Video

Video Pet Kangaroo Helps Spread Environmental Message

Children’s author Julia Heckathorn travels the world to learn about different ecosystems and endangered animals. She pours her knowledge into children’s books, hoping the next generation will right the environmental wrongs of our times. As in many children's books, the main character in Heckathorn's stories is an animal. Unlike those other characters, though, this one is real - a kangaroo, that lives in the author’s backyard. VOA’s Penelope Poulou has more.
Video

Video Pro-Russian Separatists Plan 'Federalization Referendum' in Eastern Ukraine

Pro-Russian separatists in eastern Ukraine say they plan to move forward next month with a referendum vote for greater autonomy, despite the Geneva agreement reached with Russia, the U.S. and Ukraine to end the political conflict. VOA's Brian Padden reports from the city of Donetsk in Eastern Ukraine.
Video

Video Pope Francis Hopes Dual Canonizations Will Reconcile Church

On April 27, two popes - John the XXIII and John Paul II - will be made saints in a ceremony at St. Peter’s Square. VOA religion correspondent Jerome Socolovsky says the dual canonization is part of the current pope’s program to reconcile liberals and conservatives in the Roman Catholic Church.
Video

Video In Capturing Nature's Majesty, Film Makes Case for Its Survival

French filmmaker Luc Jacquet won worldwide acclaim for his 2005 Academy Award-winning documentary "March of the Penguins". Now Jacquet is back with a new film that takes movie-goers deep into the heart of a tropical rainforest - not only to celebrate its grandeur, but to make the case for its survival. VOA's Rosanne Skirble reports.
Video

Video Boston Marathon Bittersweet for Many Runners

Monday's running of the Boston Marathon was bittersweet for many of the 36,000 participants as they finished the run that was interrupted by a double bombing last year. Many gathered along the route paid respect to the four people killed as a result of two bombings near the finish line. VOA's Carolyn Presutti returned to Boston this year to follow two runners, forever changed because of the crimes.
Video
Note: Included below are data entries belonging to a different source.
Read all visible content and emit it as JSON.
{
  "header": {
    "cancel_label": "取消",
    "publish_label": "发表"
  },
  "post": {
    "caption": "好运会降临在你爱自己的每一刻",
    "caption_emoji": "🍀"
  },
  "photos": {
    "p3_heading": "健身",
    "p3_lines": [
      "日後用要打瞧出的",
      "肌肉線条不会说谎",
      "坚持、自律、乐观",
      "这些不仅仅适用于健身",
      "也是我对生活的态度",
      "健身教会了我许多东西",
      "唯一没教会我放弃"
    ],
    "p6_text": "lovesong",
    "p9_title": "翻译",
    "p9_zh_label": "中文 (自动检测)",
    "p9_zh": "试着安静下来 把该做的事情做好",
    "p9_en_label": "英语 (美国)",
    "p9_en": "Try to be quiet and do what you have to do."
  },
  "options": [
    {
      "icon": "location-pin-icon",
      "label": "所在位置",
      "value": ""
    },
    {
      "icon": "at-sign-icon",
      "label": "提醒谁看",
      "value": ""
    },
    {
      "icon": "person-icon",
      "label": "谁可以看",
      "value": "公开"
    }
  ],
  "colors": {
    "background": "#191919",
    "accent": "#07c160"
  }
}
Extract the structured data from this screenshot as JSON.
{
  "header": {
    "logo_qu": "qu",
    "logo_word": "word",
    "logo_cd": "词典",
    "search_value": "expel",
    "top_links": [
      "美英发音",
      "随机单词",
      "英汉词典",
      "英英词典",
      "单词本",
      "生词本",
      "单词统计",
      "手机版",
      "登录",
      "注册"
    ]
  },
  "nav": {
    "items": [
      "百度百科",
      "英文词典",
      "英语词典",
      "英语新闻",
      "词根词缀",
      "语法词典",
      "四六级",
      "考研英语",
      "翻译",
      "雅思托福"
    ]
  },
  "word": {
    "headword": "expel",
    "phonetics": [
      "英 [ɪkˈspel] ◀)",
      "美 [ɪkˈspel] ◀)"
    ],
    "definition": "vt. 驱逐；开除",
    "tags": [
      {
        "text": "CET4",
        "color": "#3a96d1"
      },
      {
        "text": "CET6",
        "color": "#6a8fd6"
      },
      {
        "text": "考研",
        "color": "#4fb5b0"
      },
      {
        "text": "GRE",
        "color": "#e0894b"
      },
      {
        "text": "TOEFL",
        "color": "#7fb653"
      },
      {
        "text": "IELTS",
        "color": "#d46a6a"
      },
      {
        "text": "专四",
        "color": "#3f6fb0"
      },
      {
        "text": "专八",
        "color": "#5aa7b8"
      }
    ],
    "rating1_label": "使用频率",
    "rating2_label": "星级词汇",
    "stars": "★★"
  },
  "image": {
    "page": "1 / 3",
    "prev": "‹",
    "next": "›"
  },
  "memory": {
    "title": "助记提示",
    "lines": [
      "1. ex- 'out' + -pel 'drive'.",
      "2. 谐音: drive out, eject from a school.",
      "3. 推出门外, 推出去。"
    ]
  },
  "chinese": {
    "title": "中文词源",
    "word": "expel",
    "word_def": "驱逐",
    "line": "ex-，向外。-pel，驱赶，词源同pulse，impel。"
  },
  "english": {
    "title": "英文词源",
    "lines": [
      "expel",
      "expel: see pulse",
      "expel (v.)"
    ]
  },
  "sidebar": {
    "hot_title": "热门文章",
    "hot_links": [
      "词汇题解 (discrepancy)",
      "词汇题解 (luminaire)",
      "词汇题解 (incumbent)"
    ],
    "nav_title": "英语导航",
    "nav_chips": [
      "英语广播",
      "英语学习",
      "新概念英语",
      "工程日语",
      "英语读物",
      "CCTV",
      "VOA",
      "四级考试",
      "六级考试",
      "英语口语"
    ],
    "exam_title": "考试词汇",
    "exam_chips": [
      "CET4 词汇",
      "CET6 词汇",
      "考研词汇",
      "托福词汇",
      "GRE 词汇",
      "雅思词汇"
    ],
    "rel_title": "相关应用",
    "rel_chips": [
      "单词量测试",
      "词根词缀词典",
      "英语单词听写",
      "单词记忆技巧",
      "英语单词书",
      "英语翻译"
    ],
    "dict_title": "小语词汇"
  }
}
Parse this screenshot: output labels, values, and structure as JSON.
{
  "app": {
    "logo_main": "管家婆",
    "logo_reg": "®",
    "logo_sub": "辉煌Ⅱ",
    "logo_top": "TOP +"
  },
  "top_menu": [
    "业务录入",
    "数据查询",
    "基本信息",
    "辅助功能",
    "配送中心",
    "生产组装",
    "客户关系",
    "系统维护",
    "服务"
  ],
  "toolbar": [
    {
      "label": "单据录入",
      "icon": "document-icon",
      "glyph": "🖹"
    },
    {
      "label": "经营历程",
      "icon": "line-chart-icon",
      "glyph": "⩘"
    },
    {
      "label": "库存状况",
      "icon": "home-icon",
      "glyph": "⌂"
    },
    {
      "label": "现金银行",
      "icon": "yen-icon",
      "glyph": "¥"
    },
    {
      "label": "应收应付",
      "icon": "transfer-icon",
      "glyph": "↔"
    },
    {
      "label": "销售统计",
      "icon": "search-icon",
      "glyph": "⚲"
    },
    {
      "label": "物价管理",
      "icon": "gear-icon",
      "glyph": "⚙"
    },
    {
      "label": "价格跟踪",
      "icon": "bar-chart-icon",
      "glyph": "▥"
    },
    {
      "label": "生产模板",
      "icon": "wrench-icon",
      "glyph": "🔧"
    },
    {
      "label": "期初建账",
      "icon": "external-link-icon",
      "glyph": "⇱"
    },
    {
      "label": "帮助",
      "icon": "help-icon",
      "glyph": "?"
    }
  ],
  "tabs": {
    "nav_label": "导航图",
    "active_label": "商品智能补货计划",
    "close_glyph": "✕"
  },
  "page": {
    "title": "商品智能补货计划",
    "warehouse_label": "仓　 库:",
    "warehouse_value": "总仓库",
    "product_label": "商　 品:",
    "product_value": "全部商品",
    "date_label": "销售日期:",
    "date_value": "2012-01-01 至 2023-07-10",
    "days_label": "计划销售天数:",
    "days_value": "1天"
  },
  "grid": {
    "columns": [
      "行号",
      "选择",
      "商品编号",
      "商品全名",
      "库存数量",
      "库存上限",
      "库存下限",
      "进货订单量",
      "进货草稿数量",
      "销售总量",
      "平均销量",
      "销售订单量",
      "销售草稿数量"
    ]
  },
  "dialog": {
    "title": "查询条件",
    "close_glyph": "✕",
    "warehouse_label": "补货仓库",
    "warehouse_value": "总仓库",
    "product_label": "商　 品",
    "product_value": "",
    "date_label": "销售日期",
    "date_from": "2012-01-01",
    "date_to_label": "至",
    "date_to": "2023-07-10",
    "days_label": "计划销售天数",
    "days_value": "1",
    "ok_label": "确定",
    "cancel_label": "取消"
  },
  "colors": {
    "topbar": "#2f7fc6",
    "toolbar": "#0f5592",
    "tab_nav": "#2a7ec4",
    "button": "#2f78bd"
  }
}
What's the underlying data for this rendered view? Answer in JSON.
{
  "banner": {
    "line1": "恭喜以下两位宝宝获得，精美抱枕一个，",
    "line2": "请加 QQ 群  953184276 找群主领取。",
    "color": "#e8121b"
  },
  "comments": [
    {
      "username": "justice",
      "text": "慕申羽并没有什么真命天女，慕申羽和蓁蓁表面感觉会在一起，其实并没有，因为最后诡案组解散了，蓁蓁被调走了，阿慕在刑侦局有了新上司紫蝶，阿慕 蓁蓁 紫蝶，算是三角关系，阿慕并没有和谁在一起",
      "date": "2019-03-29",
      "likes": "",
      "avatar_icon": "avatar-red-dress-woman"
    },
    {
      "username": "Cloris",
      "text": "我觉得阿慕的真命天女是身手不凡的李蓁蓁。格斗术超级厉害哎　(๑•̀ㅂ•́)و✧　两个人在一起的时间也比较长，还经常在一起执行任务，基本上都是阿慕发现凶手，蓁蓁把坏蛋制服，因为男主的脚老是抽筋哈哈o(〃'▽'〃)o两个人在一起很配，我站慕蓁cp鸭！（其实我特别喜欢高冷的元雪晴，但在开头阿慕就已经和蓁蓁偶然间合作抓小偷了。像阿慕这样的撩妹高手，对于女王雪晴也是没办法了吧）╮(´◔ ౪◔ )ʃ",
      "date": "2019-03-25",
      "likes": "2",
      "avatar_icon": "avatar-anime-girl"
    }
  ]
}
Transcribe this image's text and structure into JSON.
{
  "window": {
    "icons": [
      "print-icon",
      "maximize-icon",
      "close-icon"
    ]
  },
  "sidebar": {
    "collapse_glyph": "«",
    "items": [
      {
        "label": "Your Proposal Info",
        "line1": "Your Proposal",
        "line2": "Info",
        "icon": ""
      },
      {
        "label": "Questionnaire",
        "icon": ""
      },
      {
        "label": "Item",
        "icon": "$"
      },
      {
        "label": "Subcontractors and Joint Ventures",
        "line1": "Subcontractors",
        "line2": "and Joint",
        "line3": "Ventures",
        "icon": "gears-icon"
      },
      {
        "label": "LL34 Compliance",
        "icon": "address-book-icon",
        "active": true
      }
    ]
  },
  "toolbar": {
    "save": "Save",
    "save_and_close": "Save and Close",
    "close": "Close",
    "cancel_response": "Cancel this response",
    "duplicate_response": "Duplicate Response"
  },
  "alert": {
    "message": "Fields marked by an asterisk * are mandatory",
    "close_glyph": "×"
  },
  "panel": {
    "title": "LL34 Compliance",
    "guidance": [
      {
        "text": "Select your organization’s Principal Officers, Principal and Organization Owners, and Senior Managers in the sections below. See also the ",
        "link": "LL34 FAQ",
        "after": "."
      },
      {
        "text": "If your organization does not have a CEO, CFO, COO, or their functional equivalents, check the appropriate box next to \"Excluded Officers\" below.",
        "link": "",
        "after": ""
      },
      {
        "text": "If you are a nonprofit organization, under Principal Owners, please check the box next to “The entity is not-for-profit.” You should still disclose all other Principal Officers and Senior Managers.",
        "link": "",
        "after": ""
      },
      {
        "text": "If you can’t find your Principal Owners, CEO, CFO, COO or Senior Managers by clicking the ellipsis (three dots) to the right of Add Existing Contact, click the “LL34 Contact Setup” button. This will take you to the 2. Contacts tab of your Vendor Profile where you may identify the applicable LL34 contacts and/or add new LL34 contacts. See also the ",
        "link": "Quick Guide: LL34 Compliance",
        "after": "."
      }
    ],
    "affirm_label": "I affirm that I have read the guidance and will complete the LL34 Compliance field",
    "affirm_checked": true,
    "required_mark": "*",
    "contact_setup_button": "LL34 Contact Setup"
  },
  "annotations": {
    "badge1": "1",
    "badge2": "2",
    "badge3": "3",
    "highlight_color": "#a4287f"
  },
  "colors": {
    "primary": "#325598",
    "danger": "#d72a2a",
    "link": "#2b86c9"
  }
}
Video International Students Learn Film Production in World's Movie Capital

Hollywood - which is part of Los Angeles - is the movie capital of the world, and many aspiring filmmakers go there in hopes of breaking into the movie business. Mike O'Sullivan reports that regional universities are also a magnet for students who hope to become producers or directors.
Video

Video Pacific Rim Trade Deal Proves Elusive

With the U.S.-led war in Iraq ended and American military involvement in Afghanistan winding down, President Barack Obama has sought to pivot the country's foreign policy focus towards Asia. One aspect of that pivot is the negotiation of a free-trade agreement among 12 Pacific Rim nations. But as Obama leaves this week on a trip to four Asian countries he has found it very difficult to complete the trade pact. VOA's Ken Bredemeier has more from Washington.
Video

Video Autistic Adults Face Housing, Job Challenges

Many parents of children with disabilities fear for the future of their adult child. It can be difficult to find services to help adults with disabilities - physical, mental or emotional - find work or live on their own. The mother of an autistic boy set up a foundation to advocate for the estimated 1.2 million American adults with autism, a developmental disorder that causes communication difficulties and often social difficulties. VOA's Faiza Elmasry reports.
AppleAndroid